Getting a Second Opinion
You may feel like you need to make treatment decisions quickly, but in most cases breast cancer is not an emergency. Getting a second opinion from another doctor usually does not take longer than a few days or weeks, and can help you
- feel more confident about the planned treatment
- learn about other treatment options
- sometimes, better understand the treatment options because you hear about them in a different way
Ask your doctor how much time you should take to decide. Don’t worry that your doctor will feel insulted by you seeking a second opinion. Most doctors favor it and know that a second opinion can benefit your care.
A second opinion consultation is a meeting with a doctor you haven’t seen for your current breast cancer diagnosis and treatment plan. The second opinion doctor can be from the same practice as your current doctor, another local practice or from an academic medical center.
The second opinion doctor will review your medical records, examine you and may suggest additional testing. After that, you will discuss what the doctor recommends for treatment.
Before you see a doctor for a second opinion on treatment, you might want to have a pathology second opinion to verify the details of your pathology report. Your pathology report includes information from the biopsies and surgeries you may have had, such as the type of breast cancer, where it is located, and its stage, size and grade. Having a second look may help ensure you get the care you need.
When you get a second opinion for your cancer diagnosis or treatment, your doctor may also request a pathology second opinion. This is more likely if you get your second opinion at an academic medical center.
Just as you would take time to compare your options before making a major purchase or career decision, taking a little time for a second opinion can assist you in making careful choices about your treatment.
Getting a second opinion can help you
- confirm your diagnosis (stage or type of breast cancer may change)
- learn more about the cancer
- get another doctor’s thoughts on treatment options
- find out about clinical trials available for your diagnosis
- find a treatment or cancer center and doctors that you are more comfortable with.
It’s useful to get a second opinion
- when you are first diagnosed with breast cancer
- if test results are uncertain
- to see a breast cancer specialist
- to see a fertility specialist
- if disease returns
- if treatment stops working and new treatment, or no treatment, is suggested
- when you feel unsatisfied with your care, treatment or answers you are getting from your doctors
You can ask your oncologist or other doctor to refer you for a second opinion. If you have a specific concern, such as wanting to find clinical trials for your type of breast cancer or protecting your ability to get pregnant in the future, mention that.
You may feel more comfortable asking for a referral if you say: “I appreciate your guidance and I want to be sure I explore all my choices before beginning treatment. Who can you recommend I see for a second opinion?”
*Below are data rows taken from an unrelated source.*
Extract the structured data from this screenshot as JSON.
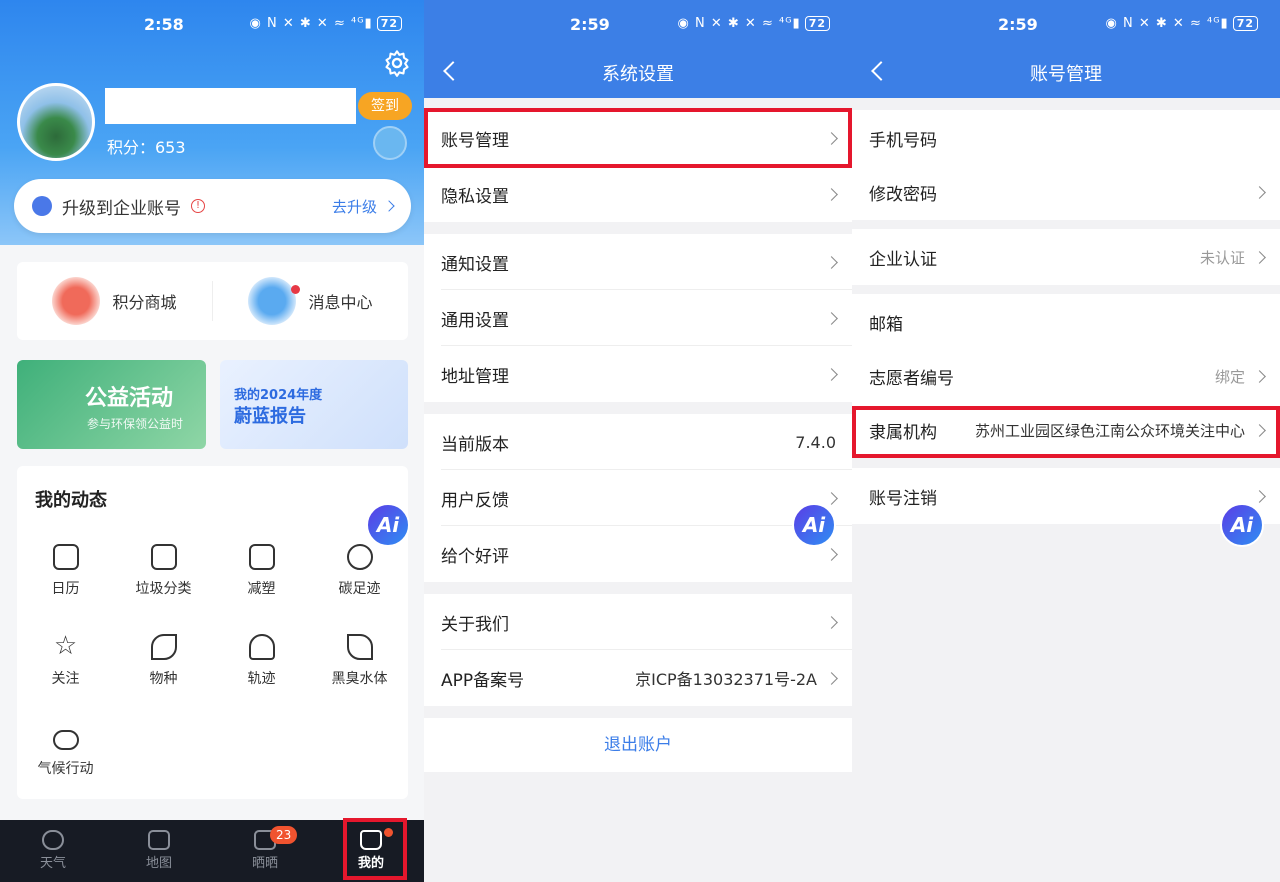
{
  "screen1": {
    "status_time": "2:58",
    "status_icons": "◉ N ✕ ✱ ✕ ≈ ⁴ᴳ▮",
    "battery": "72",
    "sign_in": "签到",
    "points": "积分：653",
    "upgrade": {
      "label": "升级到企业账号",
      "action": "去升级"
    },
    "quick": [
      {
        "label": "积分商城"
      },
      {
        "label": "消息中心"
      }
    ],
    "banner1": {
      "title": "公益活动",
      "subtitle": "参与环保领公益时"
    },
    "banner2": {
      "line1": "我的2024年度",
      "line2": "蔚蓝报告"
    },
    "dynamics_title": "我的动态",
    "grid": [
      "日历",
      "垃圾分类",
      "减塑",
      "碳足迹",
      "关注",
      "物种",
      "轨迹",
      "黑臭水体",
      "气候行动"
    ],
    "tabs": [
      "天气",
      "地图",
      "晒晒",
      "我的"
    ],
    "tab_badge": "23",
    "ai_label": "Ai"
  },
  "screen2": {
    "status_time": "2:59",
    "battery": "72",
    "title": "系统设置",
    "rows": [
      {
        "label": "账号管理"
      },
      {
        "label": "隐私设置"
      },
      {
        "label": "通知设置"
      },
      {
        "label": "通用设置"
      },
      {
        "label": "地址管理"
      },
      {
        "label": "当前版本",
        "value": "7.4.0"
      },
      {
        "label": "用户反馈"
      },
      {
        "label": "给个好评"
      },
      {
        "label": "关于我们"
      },
      {
        "label": "APP备案号",
        "value": "京ICP备13032371号-2A"
      }
    ],
    "logout": "退出账户"
  },
  "screen3": {
    "status_time": "2:59",
    "battery": "72",
    "title": "账号管理",
    "rows": [
      {
        "label": "手机号码"
      },
      {
        "label": "修改密码"
      },
      {
        "label": "企业认证",
        "value": "未认证"
      },
      {
        "label": "邮箱"
      },
      {
        "label": "志愿者编号",
        "value": "绑定"
      },
      {
        "label": "隶属机构",
        "value": "苏州工业园区绿色江南公众环境关注中心"
      },
      {
        "label": "账号注销"
      }
    ]
  },
  "colors": {
    "primary": "#3c7fe6",
    "highlight": "#e5172d",
    "orange": "#f7a523"
  }
}
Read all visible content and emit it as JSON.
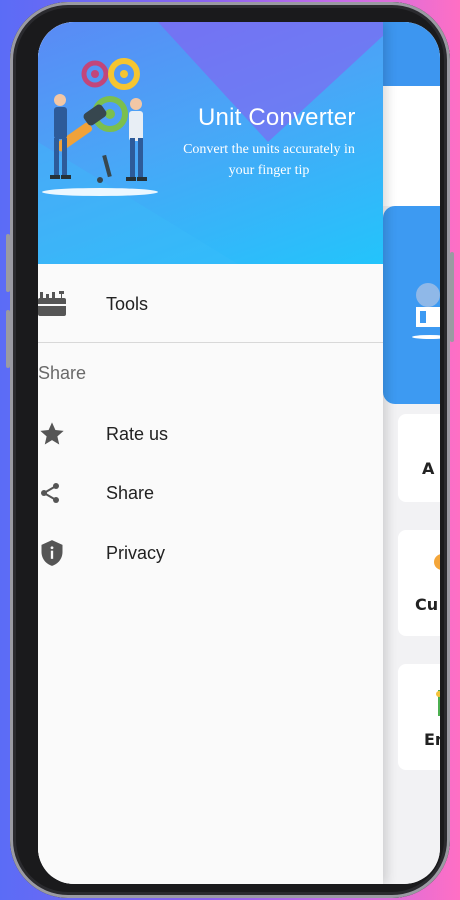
{
  "drawer": {
    "header": {
      "title": "Unit Converter",
      "subtitle": "Convert the units accurately in your finger tip"
    },
    "items": [
      {
        "icon": "toolbox-icon",
        "label": "Tools"
      }
    ],
    "share_section": {
      "title": "Share",
      "items": [
        {
          "icon": "star-icon",
          "label": "Rate us"
        },
        {
          "icon": "share-icon",
          "label": "Share"
        },
        {
          "icon": "shield-info-icon",
          "label": "Privacy"
        }
      ]
    }
  },
  "background_app": {
    "card_labels": [
      "A",
      "Cu",
      "En"
    ]
  },
  "colors": {
    "header_start": "#5a8af5",
    "header_end": "#23c4fb",
    "app_primary": "#3d96f0",
    "icon_gray": "#555555"
  }
}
Even if your doctor suggests someone, you are not obligated to consult that person. But you should always let your doctor know if you are going to get a second opinion before treatment.
You can also look for a referral on your own. Many cancer centers and hospitals will connect you to their doctors who do second opinions. A few have second opinion services available online.
Breast cancer organizations and medical associations may be able to help. Family, friends and other people diagnosed with breast cancer might have suggestions. Remember that your treatment needs may be different than theirs. Check the background of all doctors suggested to you.
Most private and public insurance plans cover second opinions for treatment. Some insurance companies require that you have a second opinion consultation before they will cover treatment expenses.
Be sure to contact your insurer to find out if second opinions are covered under your plan. There may be some doctors who are considered in-network on your plan, while others may be out-of-network, giving you higher costs to pay.
In many cases, the second opinion will match or closely match your original doctor’s recommendation. Having the second opinion gives you peace of mind that you did your research and made a good decision.
Sometimes, the opinions don’t match. In this case, you may need to decide whether to work with your original doctor or to go to the new doctor. In either case, with your permission, your second-opinion doctor may get in touch with your original doctor to share the opinion and to discuss your case.
It can be stressful when opinions differ, especially if you prefer your original doctor. Talk with your provider about how you’re feeling. Consider asking for information about why the opinions may differ. Some questions to ask both doctors:
- What did clinical trials show about these treatment options in people with cancers like mine?
- Do outcomes vary based on these treatments, or do they work equally well?
- Are there differences in the side effects of these treatments?
- Would you feel comfortable giving me the other treatment? Why or why not?